Marco Ieva and Cristina Ziliani (University Of Parma), Juan Carlos Gázquez-Abad (University Of Almería/Spain), and Ida D’attoma (University of Bologna) were the authors of this study.
“The results indicate that print and online promotional communication do not differ in their effect on purchase behavior and memory,” they asserted.
Elaborating on that insight, they made a key recommendation: “Decisions on media investment hence should be based solely on cost and reach capability.”
The research study, entitled Online-versus-Offline Promotional Communication: Evaluating the Effect of Medium On Customer Response, drilled down further into this topic.
“Online flyers led to the same memory and purchase behavior as print. Thus, retailers seeking to reduce costs could cease print communication and rely exclusively on online formats,” it asserted.
“By shifting to online communication, however, retailers may reduce the reach previously granted by print.”
For pure e-commerce players, “the broad adoption of omnichannel strategies shows that reach is the priority (rather than cost reduction).
“Similar to developing a physical presence (such as owning a store) to reach additional audiences, these retailers might consider physical communication alongside digital.”
The initial pilot study for the research involved 882 customers and four “experimental conditions”: online-only flyer recipients, print-only flyer recipients, print and online recipients, and no flyer.
“Only 6% of customers browsed both the online and the print flyers, so this condition was removed from the full-scale experiment,” the authors noted.
The full study of 9,902 people was thus split into three even groups of online flyers only (delivered via email with a hyperlink to the information), print flyer only (delivered to homes), and no flyer.
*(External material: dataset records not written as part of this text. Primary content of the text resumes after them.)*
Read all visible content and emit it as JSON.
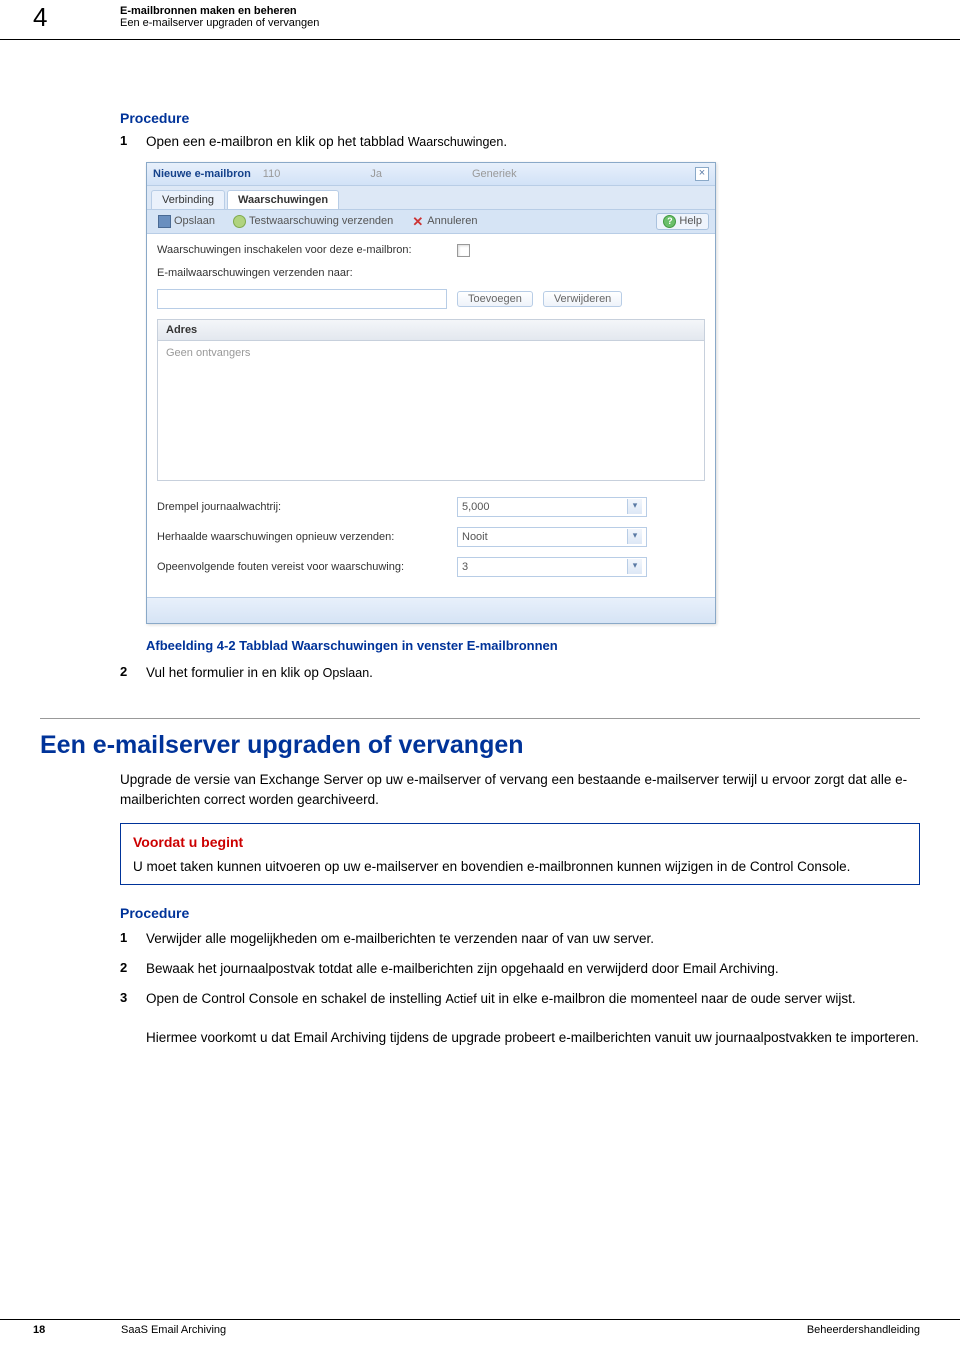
{
  "header": {
    "chapter_number": "4",
    "title_line1": "E-mailbronnen maken en beheren",
    "title_line2": "Een e-mailserver upgraden of vervangen"
  },
  "procedure1": {
    "heading": "Procedure",
    "items": [
      {
        "num": "1",
        "text_pre": "Open een e-mailbron en klik op het tabblad ",
        "term": "Waarschuwingen",
        "text_post": "."
      }
    ]
  },
  "screenshot": {
    "window_title": "Nieuwe e-mailbron",
    "header_ghost_1": "110",
    "header_ghost_2": "Ja",
    "header_ghost_3": "Generiek",
    "tabs": {
      "connection": "Verbinding",
      "warnings": "Waarschuwingen"
    },
    "toolbar": {
      "save": "Opslaan",
      "send_test": "Testwaarschuwing verzenden",
      "cancel": "Annuleren",
      "help": "Help"
    },
    "form": {
      "enable_label": "Waarschuwingen inschakelen voor deze e-mailbron:",
      "sendto_label": "E-mailwaarschuwingen verzenden naar:",
      "add_btn": "Toevoegen",
      "remove_btn": "Verwijderen",
      "panel_head": "Adres",
      "empty_list": "Geen ontvangers",
      "journal_threshold_label": "Drempel journaalwachtrij:",
      "journal_threshold_value": "5,000",
      "resend_label": "Herhaalde waarschuwingen opnieuw verzenden:",
      "resend_value": "Nooit",
      "consecutive_label": "Opeenvolgende fouten vereist voor waarschuwing:",
      "consecutive_value": "3"
    }
  },
  "caption": "Afbeelding 4-2  Tabblad Waarschuwingen in venster E-mailbronnen",
  "procedure1_cont": {
    "items": [
      {
        "num": "2",
        "text_pre": "Vul het formulier in en klik op ",
        "term": "Opslaan",
        "text_post": "."
      }
    ]
  },
  "section": {
    "title": "Een e-mailserver upgraden of vervangen",
    "intro": "Upgrade de versie van Exchange Server op uw e-mailserver of vervang een bestaande e-mailserver terwijl u ervoor zorgt dat alle e-mailberichten correct worden gearchiveerd.",
    "infobox_title": "Voordat u begint",
    "infobox_body": "U moet taken kunnen uitvoeren op uw e-mailserver en bovendien e-mailbronnen kunnen wijzigen in de Control Console.",
    "procedure_heading": "Procedure",
    "steps": [
      {
        "num": "1",
        "text": "Verwijder alle mogelijkheden om e-mailberichten te verzenden naar of van uw server."
      },
      {
        "num": "2",
        "text": "Bewaak het journaalpostvak totdat alle e-mailberichten zijn opgehaald en verwijderd door Email Archiving."
      },
      {
        "num": "3",
        "text_pre": "Open de Control Console en schakel de instelling ",
        "term": "Actief",
        "text_post": " uit in elke e-mailbron die momenteel naar de oude server wijst.",
        "extra": "Hiermee voorkomt u dat Email Archiving tijdens de upgrade probeert e-mailberichten vanuit uw journaalpostvakken te importeren."
      }
    ]
  },
  "footer": {
    "page": "18",
    "left": "SaaS Email Archiving",
    "right": "Beheerdershandleiding"
  }
}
Results were tracked in a supermarket chain boasting 37 stores and that has a biweekly print and online flyer that is available on its website.
Sourced from Journal of Advertising Research; additional content by WARC saff